Jura is a dramatic, beautiful, and savage place. Looking east in good weather from Barnhill you can see in the distance the low jagged shadow of the Scottish coast; to the north the treacherous Corryvreckan whirlpool and the tiny island of Sarba. Jura is small, just 24 miles long, with a single, narrow road running north from the jetty at the southern end along the eastern coast. In Orwell’s time the road ran for only 17 miles of the island’s length, so from the hamlet of Ardlussa where it ended he had a seven-mile walk home along a rough track. Suffering from the early effects of the tuberculosis that eventually killed him, Orwell often took to his bed and worked on the novel there, but when he felt well he took long walks on the empty hills. A setting more removed from the dystopian urban nightmare of Orwell’s best-known novel is difficult to imagine. I spent a few days near Barnhill in the late 1980s, sheltering from a violent, days-long storm in a tiny tent, and have never felt so untied from the modern world as then.

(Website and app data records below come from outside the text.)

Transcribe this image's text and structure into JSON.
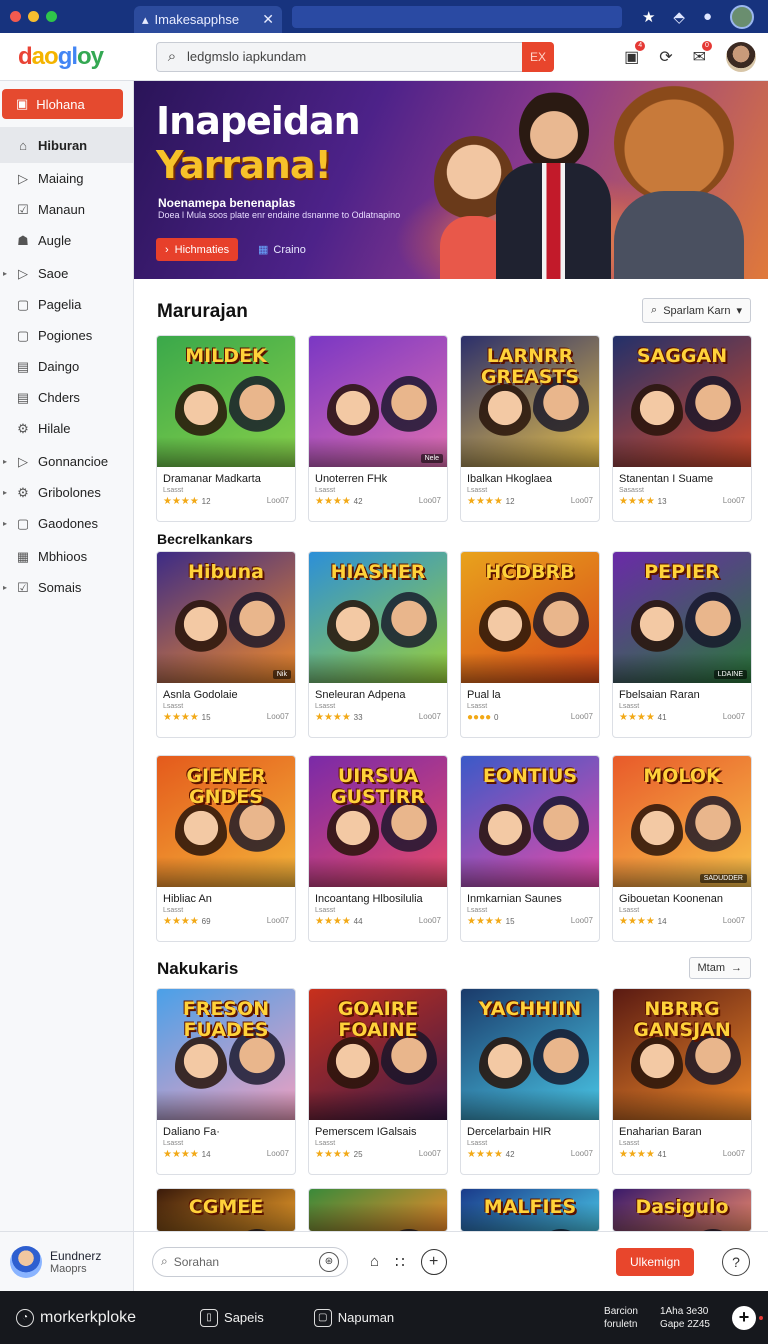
{
  "browser": {
    "tab_title": "Imakesapphse",
    "tab_close": "✕"
  },
  "header": {
    "logo": [
      "d",
      "ao",
      "gl",
      "oy"
    ],
    "search_value": "ledgmslo iapkundam",
    "search_go": "EX",
    "notif_count": "4",
    "msg_count": "0"
  },
  "sidebar": {
    "active": "Hlohana",
    "items": [
      {
        "label": "Hiburan",
        "icon": "home-icon",
        "glyph": "⌂",
        "arrow": ""
      },
      {
        "label": "Maiaing",
        "icon": "play-icon",
        "glyph": "▷",
        "arrow": ""
      },
      {
        "label": "Manaun",
        "icon": "checkbox-icon",
        "glyph": "☑",
        "arrow": ""
      },
      {
        "label": "Augle",
        "icon": "people-icon",
        "glyph": "☗",
        "arrow": ""
      },
      {
        "label": "Saoe",
        "icon": "play-icon",
        "glyph": "▷",
        "arrow": "▸"
      },
      {
        "label": "Pagelia",
        "icon": "page-icon",
        "glyph": "▢",
        "arrow": ""
      },
      {
        "label": "Pogiones",
        "icon": "page-icon",
        "glyph": "▢",
        "arrow": ""
      },
      {
        "label": "Daingo",
        "icon": "page-icon",
        "glyph": "▤",
        "arrow": ""
      },
      {
        "label": "Chders",
        "icon": "list-icon",
        "glyph": "▤",
        "arrow": ""
      },
      {
        "label": "Hilale",
        "icon": "gear-icon",
        "glyph": "⚙",
        "arrow": ""
      },
      {
        "label": "Gonnancioe",
        "icon": "play-icon",
        "glyph": "▷",
        "arrow": "▸"
      },
      {
        "label": "Gribolones",
        "icon": "gear-icon",
        "glyph": "⚙",
        "arrow": "▸"
      },
      {
        "label": "Gaodones",
        "icon": "page-icon",
        "glyph": "▢",
        "arrow": "▸"
      },
      {
        "label": "Mbhioos",
        "icon": "grid-icon",
        "glyph": "▦",
        "arrow": ""
      },
      {
        "label": "Somais",
        "icon": "checkbox-icon",
        "glyph": "☑",
        "arrow": "▸"
      }
    ],
    "user_name": "Eundnerz",
    "user_sub": "Maoprs"
  },
  "hero": {
    "title_line1": "Inapeidan",
    "title_line2": "Yarrana!",
    "subtitle": "Noenamepa benenaplas",
    "description": "Doea l Mula soos plate enr endaine dsnanme to Odlatnapino",
    "cta": "Hichmaties",
    "cta2": "Craino"
  },
  "sections": {
    "s1_title": "Marurajan",
    "s1_dropdown": "Sparlam Karn",
    "s2_title": "Becrelkankars",
    "s3_title": "Nakukaris",
    "s3_dropdown": "Mtam"
  },
  "cards_row1": [
    {
      "name": "Dramanar Madkarta",
      "meta": "Lsasst",
      "rating": "★★★★",
      "num": "12",
      "label": "Loo07",
      "thumb": "MILDEK",
      "tag": "",
      "bg": "#3aa84a",
      "bg2": "#87d04a"
    },
    {
      "name": "Unoterren FHk",
      "meta": "Lsasst",
      "rating": "★★★★",
      "num": "42",
      "label": "Loo07",
      "thumb": "",
      "tag": "Nele",
      "bg": "#7a37c4",
      "bg2": "#e06fb0"
    },
    {
      "name": "Ibalkan Hkoglaea",
      "meta": "Lsasst",
      "rating": "★★★★",
      "num": "12",
      "label": "Loo07",
      "thumb": "LARNRR GREASTS",
      "tag": "",
      "bg": "#2b2f6b",
      "bg2": "#e8c14a"
    },
    {
      "name": "Stanentan I Suame",
      "meta": "Sasasst",
      "rating": "★★★★",
      "num": "13",
      "label": "Loo07",
      "thumb": "SAGGAN",
      "tag": "",
      "bg": "#22306a",
      "bg2": "#d24a2a"
    }
  ],
  "cards_row2": [
    {
      "name": "Asnla Godolaie",
      "meta": "Lsasst",
      "rating": "★★★★",
      "num": "15",
      "label": "Loo07",
      "thumb": "Hibuna",
      "tag": "Nik",
      "bg": "#3c2b86",
      "bg2": "#f08a2a"
    },
    {
      "name": "Sneleuran Adpena",
      "meta": "Lsasst",
      "rating": "★★★★",
      "num": "33",
      "label": "Loo07",
      "thumb": "HIASHER",
      "tag": "",
      "bg": "#2c8fd8",
      "bg2": "#9ad03a"
    },
    {
      "name": "Pual la",
      "meta": "Lsasst",
      "rating": "●●●●",
      "num": "0",
      "label": "Loo07",
      "thumb": "HCDBRB",
      "tag": "",
      "bg": "#e8a21c",
      "bg2": "#d84a1a"
    },
    {
      "name": "Fbelsaian Raran",
      "meta": "Lsasst",
      "rating": "★★★★",
      "num": "41",
      "label": "Loo07",
      "thumb": "PEPIER",
      "tag": "LDAINE",
      "bg": "#6a2aa8",
      "bg2": "#2a7a3a"
    }
  ],
  "cards_row3": [
    {
      "name": "Hibliac An",
      "meta": "Lsasst",
      "rating": "★★★★",
      "num": "69",
      "label": "Loo07",
      "thumb": "GIENER GNDES",
      "tag": "",
      "bg": "#e45a1c",
      "bg2": "#f4b43a"
    },
    {
      "name": "Incoantang Hlbosilulia",
      "meta": "Lsasst",
      "rating": "★★★★",
      "num": "44",
      "label": "Loo07",
      "thumb": "UIRSUA GUSTIRR",
      "tag": "",
      "bg": "#7a2aa8",
      "bg2": "#e84a6a"
    },
    {
      "name": "Inmkarnian Saunes",
      "meta": "Lsasst",
      "rating": "★★★★",
      "num": "15",
      "label": "Loo07",
      "thumb": "EONTIUS",
      "tag": "",
      "bg": "#3a5ac8",
      "bg2": "#e84aa8"
    },
    {
      "name": "Gibouetan Koonenan",
      "meta": "Lsasst",
      "rating": "★★★★",
      "num": "14",
      "label": "Loo07",
      "thumb": "MOLOK",
      "tag": "SADUDDER",
      "bg": "#e85a2a",
      "bg2": "#f8c24a"
    }
  ],
  "cards_row4": [
    {
      "name": "Daliano Fa·",
      "meta": "Lsasst",
      "rating": "★★★★",
      "num": "14",
      "label": "Loo07",
      "thumb": "FRESON FUADES",
      "tag": "",
      "bg": "#4aa0e8",
      "bg2": "#f0a0c0"
    },
    {
      "name": "Pemerscem IGalsais",
      "meta": "Lsasst",
      "rating": "★★★★",
      "num": "25",
      "label": "Loo07",
      "thumb": "GOAIRE FOAINE",
      "tag": "",
      "bg": "#c8301c",
      "bg2": "#3a1a4a"
    },
    {
      "name": "Dercelarbain HIR",
      "meta": "Lsasst",
      "rating": "★★★★",
      "num": "42",
      "label": "Loo07",
      "thumb": "YACHHIIN",
      "tag": "",
      "bg": "#1a3a6a",
      "bg2": "#4ac8e8"
    },
    {
      "name": "Enaharian Baran",
      "meta": "Lsasst",
      "rating": "★★★★",
      "num": "41",
      "label": "Loo07",
      "thumb": "NBRRG GANSJAN",
      "tag": "",
      "bg": "#5a1a12",
      "bg2": "#f08a2a"
    }
  ],
  "cards_row5": [
    {
      "thumb": "CGMEE",
      "bg": "#3a1a0a",
      "bg2": "#f0a02a"
    },
    {
      "thumb": "",
      "bg": "#3a8a3a",
      "bg2": "#f08a2a"
    },
    {
      "thumb": "MALFIES",
      "bg": "#1a3a8a",
      "bg2": "#4ac8e8"
    },
    {
      "thumb": "Dasigulo",
      "bg": "#3a1a6a",
      "bg2": "#f08a6a"
    }
  ],
  "bottombar": {
    "search_placeholder": "Sorahan",
    "cta": "Ulkemign"
  },
  "taskbar": {
    "app": "morkerkploke",
    "item1": "Sapeis",
    "item2": "Napuman",
    "tray1_a": "Barcion",
    "tray1_b": "foruletn",
    "tray2_a": "1Aha 3e30",
    "tray2_b": "Gape 2Z45"
  },
  "colors": {
    "accent": "#e8452c",
    "titlebar": "#17337e"
  }
}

Orwell died in 1950 and the manuscript of 1984 was discovered at Barnhill some time later. Clearly Jura suited him, but for most writers solitude needs to be found closer to friends, relatives, and ordinary life. My own writing hut, nestled at the bottom of the garden and surrounded with wild flowers, has become a favourite place. In the spring and summer there is birdsong and the hum of insects; in the winter there is wind and rain to accompany the work. Thoreau catches exactly the feeling of having found a place to write: “I think that the richest vein is somewhere hereabouts; so by the divining rod and thin rising vapor I judge; and here I will begin to mine.”4


1. Letter to Hamish Hamilton, November 10, 1950. In Frank MacShane (ed.) The Selected Letters of Raymond Chandler, New York: Dell, 1987, p. 237.

2. Holmes, Richard, Coleridge: Darker Reflections, HarperCollins, 1998. pp. 146-7.

3. Thoreau, Henry David, Walden (1854). This edition, Penguin, 1983. p. 135.

4. Walden, p. 143.

%d bloggers like this: